I wanted to fly to Malbec via my house so I could take a few photographs now that the contractors have removed all their plant, but even with the slight detour, I’d still be at Malbec well before Wim driving by road. He waited for me at the bottom of the runway to make sure that I had no problems that might prevent me taking off and I then headed for my house. Here are a couple of the shots that I took. They’re rather poor, unfortunately, and I think I’m paying for changing my camera settings. I need to change them back to what they were.
Next, Plazac that I flew almost vertically overhead.
And then Wim’s field.
And then it was time to land at Malbec. Compared to Wim’s tiddly little 160 metre runway, Malbec at around 220 metres, although considerably shorter than Galinat’s 450 metres, is not that short. But I suppose that having just had a poor landing experience in the Savannah, I was letting it intimidate me. I allowed my airspeed to decay too much on the first approach and just before touch-down, I applied full power and climbed away on a go-around.
My second approach was better, but not that much, and although I ended up with a landing that I walked away from and could re-use the aircraft after, it was slow and hard and absolutely nothing to be proud of at all. I mentioned it to Wim after he’d arrived and as a bit of an expert on short-runway landings, having operated from his own short field for so many years, I asked his advice. He said that I was trying to land far too short and even with just 220 metres to play with, I should aim to land at least 50 metres further in than I was.
He said that he’d have a go before he returned to his own field and here are a couple of shots of him taking off and climbing out.
Now a couple of shots of his text-book approach and landing that he made look so easy.

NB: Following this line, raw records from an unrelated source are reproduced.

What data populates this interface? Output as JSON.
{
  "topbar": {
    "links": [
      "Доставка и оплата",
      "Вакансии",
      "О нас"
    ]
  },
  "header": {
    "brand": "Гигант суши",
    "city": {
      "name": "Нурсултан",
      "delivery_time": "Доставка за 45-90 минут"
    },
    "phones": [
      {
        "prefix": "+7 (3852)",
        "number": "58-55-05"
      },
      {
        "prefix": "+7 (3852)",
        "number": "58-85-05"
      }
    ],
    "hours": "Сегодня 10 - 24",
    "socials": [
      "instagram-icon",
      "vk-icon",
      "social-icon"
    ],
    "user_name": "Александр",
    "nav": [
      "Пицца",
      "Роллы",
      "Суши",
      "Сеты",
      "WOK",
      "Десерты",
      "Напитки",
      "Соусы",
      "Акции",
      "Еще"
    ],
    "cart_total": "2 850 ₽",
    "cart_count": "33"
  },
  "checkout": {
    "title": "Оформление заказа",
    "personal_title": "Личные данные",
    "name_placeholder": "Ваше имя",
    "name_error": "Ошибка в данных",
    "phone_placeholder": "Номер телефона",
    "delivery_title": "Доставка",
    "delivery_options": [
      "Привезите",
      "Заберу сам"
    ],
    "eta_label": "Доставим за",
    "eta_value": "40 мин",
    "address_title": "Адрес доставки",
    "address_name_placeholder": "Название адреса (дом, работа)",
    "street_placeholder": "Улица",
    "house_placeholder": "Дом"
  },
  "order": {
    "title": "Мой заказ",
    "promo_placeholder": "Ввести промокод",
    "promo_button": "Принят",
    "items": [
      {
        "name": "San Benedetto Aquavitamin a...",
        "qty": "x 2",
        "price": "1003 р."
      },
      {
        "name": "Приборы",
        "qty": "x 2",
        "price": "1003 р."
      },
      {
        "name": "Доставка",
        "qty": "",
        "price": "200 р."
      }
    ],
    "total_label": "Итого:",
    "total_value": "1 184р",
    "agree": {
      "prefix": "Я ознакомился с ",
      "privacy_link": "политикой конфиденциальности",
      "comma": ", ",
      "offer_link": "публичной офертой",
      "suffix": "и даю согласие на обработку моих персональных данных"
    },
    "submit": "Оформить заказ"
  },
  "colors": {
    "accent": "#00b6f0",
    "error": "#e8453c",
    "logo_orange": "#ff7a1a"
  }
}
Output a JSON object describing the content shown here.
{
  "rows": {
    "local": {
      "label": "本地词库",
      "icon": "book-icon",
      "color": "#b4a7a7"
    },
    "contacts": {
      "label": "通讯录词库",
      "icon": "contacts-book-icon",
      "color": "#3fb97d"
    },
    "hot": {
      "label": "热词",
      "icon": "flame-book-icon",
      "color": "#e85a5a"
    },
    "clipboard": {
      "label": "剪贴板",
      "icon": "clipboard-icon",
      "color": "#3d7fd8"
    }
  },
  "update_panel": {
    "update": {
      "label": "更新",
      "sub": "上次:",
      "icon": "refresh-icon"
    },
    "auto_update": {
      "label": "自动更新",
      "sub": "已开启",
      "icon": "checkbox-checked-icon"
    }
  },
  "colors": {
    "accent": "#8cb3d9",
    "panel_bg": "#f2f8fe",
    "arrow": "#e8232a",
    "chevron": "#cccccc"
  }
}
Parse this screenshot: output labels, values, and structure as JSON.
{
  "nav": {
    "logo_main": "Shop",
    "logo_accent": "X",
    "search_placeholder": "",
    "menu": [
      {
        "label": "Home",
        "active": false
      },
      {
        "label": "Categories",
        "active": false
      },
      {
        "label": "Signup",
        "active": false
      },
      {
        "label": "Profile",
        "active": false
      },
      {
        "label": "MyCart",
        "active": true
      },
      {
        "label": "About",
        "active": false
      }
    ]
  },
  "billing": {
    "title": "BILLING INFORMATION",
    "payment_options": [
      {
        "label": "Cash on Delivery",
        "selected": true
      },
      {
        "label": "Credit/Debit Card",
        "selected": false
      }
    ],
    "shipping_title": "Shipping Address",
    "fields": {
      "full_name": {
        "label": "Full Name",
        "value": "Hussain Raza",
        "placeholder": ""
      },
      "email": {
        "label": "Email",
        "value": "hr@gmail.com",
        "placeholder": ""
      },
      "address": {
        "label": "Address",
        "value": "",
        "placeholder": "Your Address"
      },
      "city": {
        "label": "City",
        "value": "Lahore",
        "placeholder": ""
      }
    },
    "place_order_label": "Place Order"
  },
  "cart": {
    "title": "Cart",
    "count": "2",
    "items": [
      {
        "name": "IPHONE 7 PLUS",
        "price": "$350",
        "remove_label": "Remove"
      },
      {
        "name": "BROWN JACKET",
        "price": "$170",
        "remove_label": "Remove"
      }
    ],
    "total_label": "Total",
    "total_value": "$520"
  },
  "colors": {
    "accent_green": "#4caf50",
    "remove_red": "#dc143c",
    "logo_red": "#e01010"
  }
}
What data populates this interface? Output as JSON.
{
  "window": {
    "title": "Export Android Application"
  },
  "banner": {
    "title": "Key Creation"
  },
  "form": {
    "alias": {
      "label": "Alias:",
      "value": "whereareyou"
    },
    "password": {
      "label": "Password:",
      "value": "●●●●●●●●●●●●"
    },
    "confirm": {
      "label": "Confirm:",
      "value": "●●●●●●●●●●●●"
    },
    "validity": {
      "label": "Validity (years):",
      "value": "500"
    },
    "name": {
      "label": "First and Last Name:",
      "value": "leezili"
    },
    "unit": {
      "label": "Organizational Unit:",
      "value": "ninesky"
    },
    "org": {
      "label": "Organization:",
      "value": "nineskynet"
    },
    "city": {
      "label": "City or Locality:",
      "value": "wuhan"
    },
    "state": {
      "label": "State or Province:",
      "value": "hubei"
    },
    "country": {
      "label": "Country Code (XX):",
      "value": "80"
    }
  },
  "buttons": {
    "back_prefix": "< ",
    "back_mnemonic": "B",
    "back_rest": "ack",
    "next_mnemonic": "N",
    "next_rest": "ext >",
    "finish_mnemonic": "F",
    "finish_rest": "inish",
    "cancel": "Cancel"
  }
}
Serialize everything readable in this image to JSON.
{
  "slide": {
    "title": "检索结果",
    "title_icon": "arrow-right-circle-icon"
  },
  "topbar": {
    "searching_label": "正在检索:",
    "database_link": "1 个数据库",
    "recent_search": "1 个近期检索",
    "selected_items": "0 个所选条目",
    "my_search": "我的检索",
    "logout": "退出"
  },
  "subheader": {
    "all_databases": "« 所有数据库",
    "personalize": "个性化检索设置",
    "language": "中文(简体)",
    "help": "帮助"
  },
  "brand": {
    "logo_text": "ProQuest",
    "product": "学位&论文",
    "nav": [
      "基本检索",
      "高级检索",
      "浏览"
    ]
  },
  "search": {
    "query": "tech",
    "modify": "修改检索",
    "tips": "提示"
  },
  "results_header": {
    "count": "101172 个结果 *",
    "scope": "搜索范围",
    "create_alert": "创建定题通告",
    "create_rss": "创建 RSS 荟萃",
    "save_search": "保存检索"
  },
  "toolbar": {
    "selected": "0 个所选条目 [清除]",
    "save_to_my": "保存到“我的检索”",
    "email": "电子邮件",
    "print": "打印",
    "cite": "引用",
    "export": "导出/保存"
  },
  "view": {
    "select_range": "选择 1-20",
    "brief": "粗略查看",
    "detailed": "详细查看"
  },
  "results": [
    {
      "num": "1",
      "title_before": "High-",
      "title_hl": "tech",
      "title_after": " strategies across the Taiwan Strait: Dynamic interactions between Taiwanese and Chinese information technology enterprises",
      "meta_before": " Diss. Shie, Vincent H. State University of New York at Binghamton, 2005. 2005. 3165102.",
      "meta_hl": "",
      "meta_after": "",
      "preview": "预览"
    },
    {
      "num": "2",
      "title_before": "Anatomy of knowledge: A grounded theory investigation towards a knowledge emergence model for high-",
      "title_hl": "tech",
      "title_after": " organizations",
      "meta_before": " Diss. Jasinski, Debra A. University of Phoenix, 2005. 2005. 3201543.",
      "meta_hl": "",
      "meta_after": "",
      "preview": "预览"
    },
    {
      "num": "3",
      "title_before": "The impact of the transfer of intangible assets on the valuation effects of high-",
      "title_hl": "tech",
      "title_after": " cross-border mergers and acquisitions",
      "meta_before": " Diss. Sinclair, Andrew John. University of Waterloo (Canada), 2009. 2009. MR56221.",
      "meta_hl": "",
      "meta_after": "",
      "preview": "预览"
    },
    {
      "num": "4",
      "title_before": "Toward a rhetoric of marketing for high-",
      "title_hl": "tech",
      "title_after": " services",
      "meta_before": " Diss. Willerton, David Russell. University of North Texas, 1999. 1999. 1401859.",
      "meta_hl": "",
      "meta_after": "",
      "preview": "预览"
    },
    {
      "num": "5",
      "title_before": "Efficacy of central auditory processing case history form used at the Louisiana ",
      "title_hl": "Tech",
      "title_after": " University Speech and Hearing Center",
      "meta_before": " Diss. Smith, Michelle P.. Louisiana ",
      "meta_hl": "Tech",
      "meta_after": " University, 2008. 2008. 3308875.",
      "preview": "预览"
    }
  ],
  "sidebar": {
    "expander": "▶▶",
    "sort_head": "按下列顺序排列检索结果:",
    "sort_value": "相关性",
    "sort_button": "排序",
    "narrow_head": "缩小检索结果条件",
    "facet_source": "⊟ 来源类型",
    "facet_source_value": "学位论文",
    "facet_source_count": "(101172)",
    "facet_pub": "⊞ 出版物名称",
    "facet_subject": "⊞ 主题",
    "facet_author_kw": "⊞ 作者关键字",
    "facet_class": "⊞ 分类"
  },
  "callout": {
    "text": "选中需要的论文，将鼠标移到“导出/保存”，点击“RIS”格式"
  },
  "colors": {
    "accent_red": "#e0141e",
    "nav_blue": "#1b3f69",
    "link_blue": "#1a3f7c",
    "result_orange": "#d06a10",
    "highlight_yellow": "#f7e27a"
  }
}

Sure enough, he landed well beyond where I’d tried to touch down and still had plenty of runway left to slow down and turn round ready to take off again. So he’d proven his point very effectively and I now realise that I’m allowing my speed to decay and trying to touch down far too soon.
Now some final shots of Wim’s departure.
I had no time to have another go in 56NE today, which was a Bank Holiday in France. Not only did I have to pick up the kit that I needed to secure the X-Air from Galinat but I also had to try getting hold of a trailer load of paving slabs to prepare the approach to my house in readiness for the arrival in a few days time of my family visitors. I was unable to, unfortunately, so that’s the first job on the list for tomorrow. But at least I know that the X-Air is tucked up safely at Malbec and that I don’t have to worry about anything untoward happening to it before I can get it ready for sale.